As Parma's fans protested outside the players' dressing room in the wake of Week 23's home defeat to Lecce, Sporting Director Pietro Leonardi came out and publicly backed under-fire Pasquale Marino. He appealed to fans to get behind the team and support the Coach as they looked to get through the run of form together.
However, by Week 25's 4-0 thumping at Milan, the tone had changed, and Leonardi refused to be drawn on Marino's future, only cryptically saying: "Parma comes first."
The fans' protests after the Lecce defeat were the culmination of what has been a dreadful second season since returning to the top flight in 2009. Where eighth place was achieved last term, this campaign has back-to-back wins recorded just once, a nine-game winless run across two months and worrying defeats to teams in and around a relegation battle Parma are now embroiled in.
At the start of the season, poor results were defended against questionable officiating, bedding in new signings effectively and then the various absentees in defence and midfield that took their toll on a lightweight squad. In light of recent form however, attention has shifted to a Coach who suffered similar frustration last term at Udinese.
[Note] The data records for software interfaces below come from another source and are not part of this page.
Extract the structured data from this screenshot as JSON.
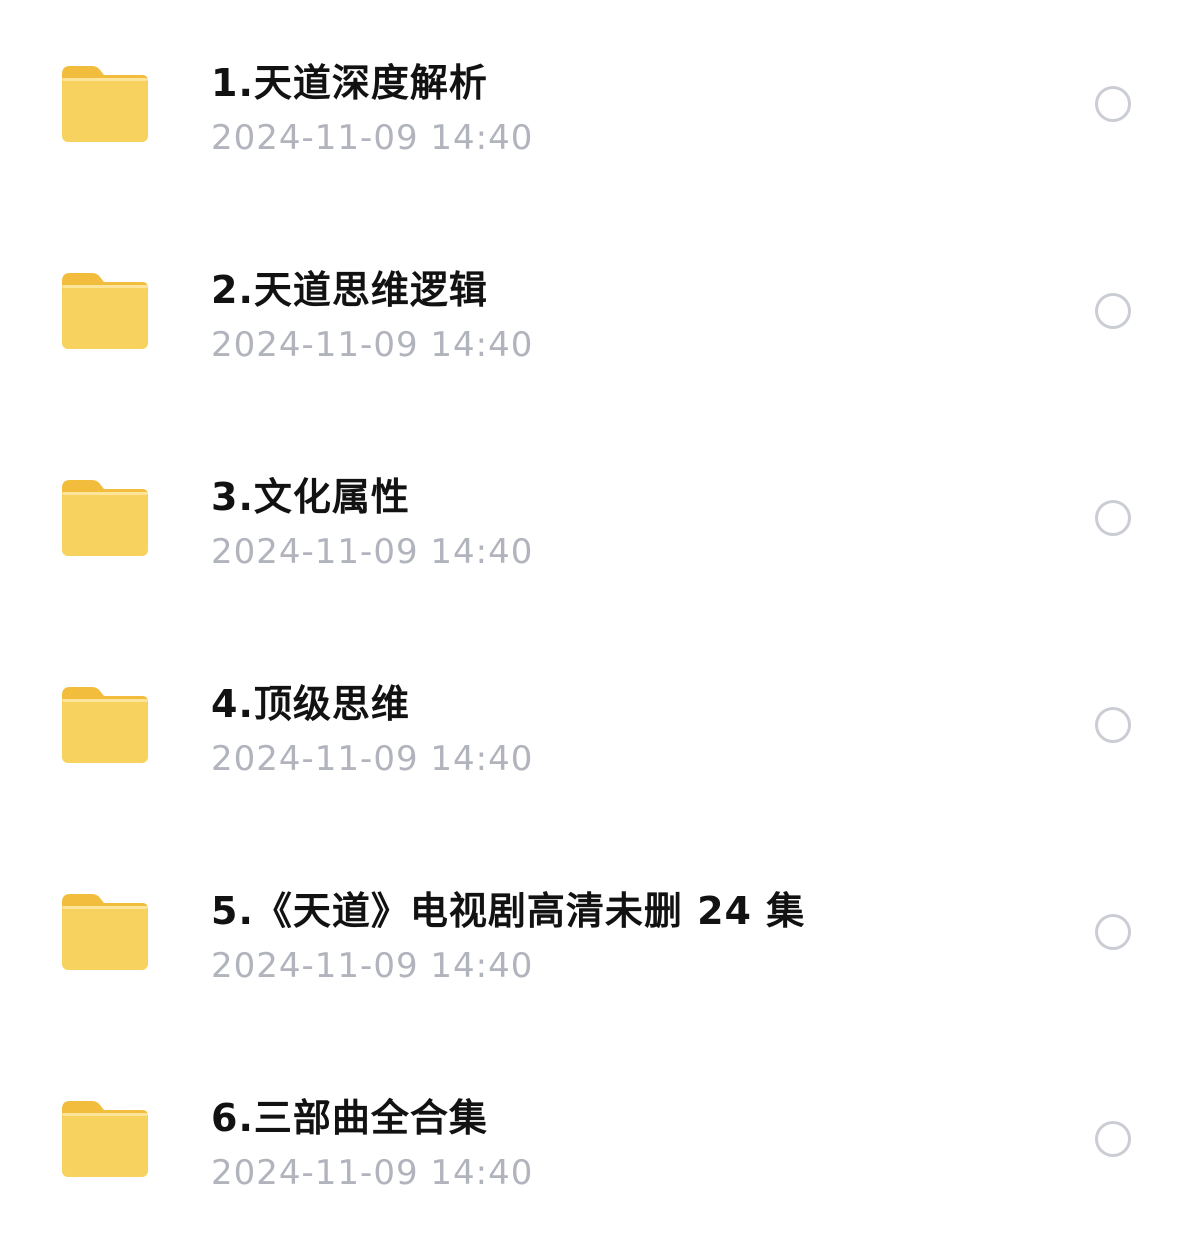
{
  "files": [
    {
      "name": "1.天道深度解析",
      "date": "2024-11-09 14:40",
      "icon": "folder-icon"
    },
    {
      "name": "2.天道思维逻辑",
      "date": "2024-11-09 14:40",
      "icon": "folder-icon"
    },
    {
      "name": "3.文化属性",
      "date": "2024-11-09 14:40",
      "icon": "folder-icon"
    },
    {
      "name": "4.顶级思维",
      "date": "2024-11-09 14:40",
      "icon": "folder-icon"
    },
    {
      "name": "5.《天道》电视剧高清未删 24 集",
      "date": "2024-11-09 14:40",
      "icon": "folder-icon"
    },
    {
      "name": "6.三部曲全合集",
      "date": "2024-11-09 14:40",
      "icon": "folder-icon"
    }
  ],
  "colors": {
    "folder_body": "#f8d25e",
    "folder_back": "#f2bd3c",
    "title_text": "#121212",
    "date_text": "#b1b3bd",
    "select_circle": "#cbcdd4"
  }
}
Owner Tommaso Ghiradi's role is important in the recent change of attitude to Marino's position, given many are as keen for Leonardi's departure as the Coach's. After the 1-0 reverse against Lecce - a game that saw Parma dominate chances but switch off near the end to concede a late Salentini winner - it was Ghiradi that spoke to the players and fans, 'making the situation clear'. He then took Press conference duties from Leonardi and Marino as they went with the team in Ritiro - pre-season style training where the squad work and live together for a few days.
Whilst the team returned with a point against Fiorentina, and a committed display that drew applause from the Tardini at full-time, Ghiradi's reaction that he was "angry and disappointed the team did not compete" against Milan suggests things have only deteriorated. The side visibly surrendered after the 15-minute mark at San Siro, indicating despite Marino's continued efforts, they are not playing as they should.
Where Marino cites psychology as the issue behind the Gialloblu's form, others see a side unable to initiate passing moves at pace through games. Tactically there is minimal support for an often segregated lone striker, as two goals in the last 576 minutes played highlights, whilst there is little protection for a back-line that struggles with opponents in and around the penalty box, as seven penalties conceded testifies.
Marino has not been helped by various injuries, including Daniele Galloppa and Alberto Paloschi's long-term withdrawals and various niggles that have deprived him of a first-team selection for most of the season. Paloschi and left-back Luca Antonelli's January sale further inhibited the squad, whilst summer arrivals Gabriel Paletta and Sebastian Giovinco have failed to deliver when relied upon.
The Coach says sections of the support have never taken to him replacing Francesco Guidolin and admits the Parma bench is looking unsteady. The club have not opened talks with potential replacements yet - Marcello Lippi, Walter Zenga and Franco Colomba - but it is thought they will should a win and more importantly a performance against Cesena not be forthcoming.